Fairbanks: Remote, but Not Boring

A guide to this northern city that offers spectacular sights, craft brewing, flightseeing and more

Whether you come seeking the mesmerizing aurora borealis, the dazzling midnight sun, the pristine wilderness or some other distinctively Alaska adventure, Fairbanks is sure to please.

Where else can you travel to such a remote locale and enjoy all the amenities of a charming downtown, a thriving arts community, rich native culture, one-of-a-kind attractions, amazing natural phenomenon and endless opportunities for exploration? Once a Gold Rush boomtown, now called the “Golden Heart City,” Fairbanks is inviting and engaging—the heart  of the Last Frontier.

Aurora Borealis in Fairbanks
The Aurora Borealis are seen in Fairbanks. (©Roman Krochuk/Shutterstock)

From Aug. 21 to April 21, during the Aurora Season, shift your gaze toward the night sky for a great chance of seeing the northern lights. In summer, embrace the everlasting sunshine and go golfing, watch a baseball game or head outside for a leisurely walk in the middle of the night.

If it’s an off-the-beaten-path experience you yearn for, you are in for a treat because Fairbanks is a veritable island in a sea of trees—wilderness in every direction as far as the eye can see.

Besides natural wonders, Fairbanks simply bursts with attractions and activities. Pan for gold, float the Chena River, mingle with reindeer and musk oxen, cool off in an ice museum, take a refreshing hike and look for birds and wildlife; or be inspired by art galleries, museums and historic sites.

Fountainhead Antique Auto Museum
Fountainhead Antique Auto Museum in Fairbanks, Alaska (©Amy Meredith/Flickr, Creative Commons)

Three must-see attractions are the University of Alaska Museum of the North, with a collection spanning thousands of years of art, culture and natural history in a contemporary take-your-breath-away venue; the Fountainhead Antique Auto Museum, with its incredible collection of impressive, drivable historic cars; and the not just beautiful but informative Morris Thompson Cultural and Visitors Center.

After a day filled with remarkable adventures and attractions, wind down with a meal at a local bistro or perhaps soak in a little more sunshine on one of the restaurant decks along the Chena River.

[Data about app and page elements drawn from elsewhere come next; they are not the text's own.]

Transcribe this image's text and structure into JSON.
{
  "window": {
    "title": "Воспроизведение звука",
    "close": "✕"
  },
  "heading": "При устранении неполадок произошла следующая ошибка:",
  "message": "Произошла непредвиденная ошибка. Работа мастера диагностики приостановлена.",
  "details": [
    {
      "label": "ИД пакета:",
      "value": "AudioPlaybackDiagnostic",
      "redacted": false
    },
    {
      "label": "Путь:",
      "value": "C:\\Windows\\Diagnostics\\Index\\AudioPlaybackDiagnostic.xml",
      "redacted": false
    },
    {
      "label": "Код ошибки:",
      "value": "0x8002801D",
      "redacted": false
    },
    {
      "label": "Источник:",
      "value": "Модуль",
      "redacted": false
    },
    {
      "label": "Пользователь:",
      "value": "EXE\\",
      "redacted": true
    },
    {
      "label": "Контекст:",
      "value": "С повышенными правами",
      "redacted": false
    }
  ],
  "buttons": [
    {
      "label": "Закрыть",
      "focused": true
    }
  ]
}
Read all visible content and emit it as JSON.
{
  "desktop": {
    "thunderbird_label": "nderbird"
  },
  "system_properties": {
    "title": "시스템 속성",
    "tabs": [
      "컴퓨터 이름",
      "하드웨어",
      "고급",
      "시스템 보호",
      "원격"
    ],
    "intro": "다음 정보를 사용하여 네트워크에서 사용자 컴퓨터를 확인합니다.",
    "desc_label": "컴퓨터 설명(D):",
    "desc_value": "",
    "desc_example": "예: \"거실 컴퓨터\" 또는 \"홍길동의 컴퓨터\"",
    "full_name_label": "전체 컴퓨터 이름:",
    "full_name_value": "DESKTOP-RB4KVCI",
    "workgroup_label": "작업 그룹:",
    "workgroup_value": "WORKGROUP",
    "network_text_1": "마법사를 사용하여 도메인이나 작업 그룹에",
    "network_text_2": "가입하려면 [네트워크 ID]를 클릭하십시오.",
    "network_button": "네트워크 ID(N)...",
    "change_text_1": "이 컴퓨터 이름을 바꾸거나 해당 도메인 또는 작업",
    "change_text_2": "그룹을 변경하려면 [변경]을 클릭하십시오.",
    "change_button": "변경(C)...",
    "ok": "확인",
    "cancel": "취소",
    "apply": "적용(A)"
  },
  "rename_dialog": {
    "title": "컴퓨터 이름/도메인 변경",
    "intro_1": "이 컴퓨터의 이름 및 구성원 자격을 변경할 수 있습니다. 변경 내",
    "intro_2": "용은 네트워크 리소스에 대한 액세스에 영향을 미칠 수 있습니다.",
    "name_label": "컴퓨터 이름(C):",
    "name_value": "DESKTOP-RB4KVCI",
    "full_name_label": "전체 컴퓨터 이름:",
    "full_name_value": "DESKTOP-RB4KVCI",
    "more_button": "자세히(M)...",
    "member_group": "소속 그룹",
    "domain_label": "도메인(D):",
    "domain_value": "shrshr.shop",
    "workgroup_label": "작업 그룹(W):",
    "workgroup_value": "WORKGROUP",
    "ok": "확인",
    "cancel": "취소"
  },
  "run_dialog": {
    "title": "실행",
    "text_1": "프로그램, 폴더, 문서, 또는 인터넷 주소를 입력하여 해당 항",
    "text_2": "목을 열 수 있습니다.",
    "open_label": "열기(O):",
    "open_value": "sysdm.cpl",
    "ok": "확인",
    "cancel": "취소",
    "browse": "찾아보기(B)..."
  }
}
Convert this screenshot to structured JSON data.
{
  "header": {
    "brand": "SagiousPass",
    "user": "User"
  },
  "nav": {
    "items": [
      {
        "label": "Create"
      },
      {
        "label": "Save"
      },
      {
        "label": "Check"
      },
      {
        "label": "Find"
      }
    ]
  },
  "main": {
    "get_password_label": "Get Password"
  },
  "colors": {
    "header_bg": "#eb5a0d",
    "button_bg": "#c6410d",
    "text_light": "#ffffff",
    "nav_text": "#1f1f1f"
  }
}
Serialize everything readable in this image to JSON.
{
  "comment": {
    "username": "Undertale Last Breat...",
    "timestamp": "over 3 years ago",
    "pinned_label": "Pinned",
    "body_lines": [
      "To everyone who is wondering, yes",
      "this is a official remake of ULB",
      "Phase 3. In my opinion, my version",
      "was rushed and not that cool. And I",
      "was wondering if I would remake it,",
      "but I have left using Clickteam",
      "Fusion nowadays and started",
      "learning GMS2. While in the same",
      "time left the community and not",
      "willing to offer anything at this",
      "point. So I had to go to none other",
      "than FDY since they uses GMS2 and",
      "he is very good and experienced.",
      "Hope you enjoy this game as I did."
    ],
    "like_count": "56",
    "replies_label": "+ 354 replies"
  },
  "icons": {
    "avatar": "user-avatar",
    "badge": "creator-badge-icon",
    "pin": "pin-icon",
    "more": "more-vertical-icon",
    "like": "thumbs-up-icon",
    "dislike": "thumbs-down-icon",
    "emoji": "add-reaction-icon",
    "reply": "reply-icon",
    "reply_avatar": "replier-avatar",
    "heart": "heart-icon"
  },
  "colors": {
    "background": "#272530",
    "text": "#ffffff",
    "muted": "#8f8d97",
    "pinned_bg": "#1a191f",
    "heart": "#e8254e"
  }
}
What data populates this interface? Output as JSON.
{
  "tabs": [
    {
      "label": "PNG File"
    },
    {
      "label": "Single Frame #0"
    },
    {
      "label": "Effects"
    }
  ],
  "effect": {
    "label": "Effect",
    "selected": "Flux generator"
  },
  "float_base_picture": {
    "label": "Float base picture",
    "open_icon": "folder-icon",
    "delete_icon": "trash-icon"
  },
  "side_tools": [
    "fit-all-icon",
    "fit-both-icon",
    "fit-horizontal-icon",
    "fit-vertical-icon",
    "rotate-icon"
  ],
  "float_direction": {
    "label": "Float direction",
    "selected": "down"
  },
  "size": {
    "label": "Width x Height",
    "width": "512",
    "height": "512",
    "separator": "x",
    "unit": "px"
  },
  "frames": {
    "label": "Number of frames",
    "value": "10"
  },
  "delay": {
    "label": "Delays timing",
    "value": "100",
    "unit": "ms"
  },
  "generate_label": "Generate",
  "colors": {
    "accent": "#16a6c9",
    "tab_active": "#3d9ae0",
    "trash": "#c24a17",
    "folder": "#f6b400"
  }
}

Fairbanks eateries are surprisingly eclectic.

Ubiquitous Thai restaurants rival those found in Thailand (no exaggeration). Outstanding made-from-scratch meals that incorporate home-grown produce abound, and multiple coffee roasters and two breweries are fundamental to the food scene.

At the happening HooDoo Brewing Co. taproom, you can rub elbows with university students, workaday stiffs, cabin dwellers, artists and more.

If you are in the mood for a drive, head out past the Trans-Alaska Pipeline viewing station to the town of Fox, 10 miles north of Fairbanks, and have a seat at the Silver Gulch Brewing and Bottling Co. Here, you can indulge in a Northern Light Ale or a Coldfoot Pilsner and come to appreciate their clever slogan, “Fairbanks, where the people are unusual and the beer is unusually good.”

Winter months bring snow (guaranteed) and plenty of things to do such as ice carving, dog mushing and snowshoeing. Locals will tell you to dress in layers because of the the wide temperature fluctuations and that the sub-zero temperatures aren’t really so bad since the weather is “dry and still.”

Needless to say, snow and ice sports and host of other fascinating activities and events are unveiled during the winter. The Yukon Quest International Sled Dog Race in February and the World Ice Art Championships during March are two outstanding Fairbanks events that draw worldwide spectators and participants.

A plane lands on the Chena River in Fairbanks
A plane lands on the Chena River in Fairbanks. (©tonympix/Shutterstock)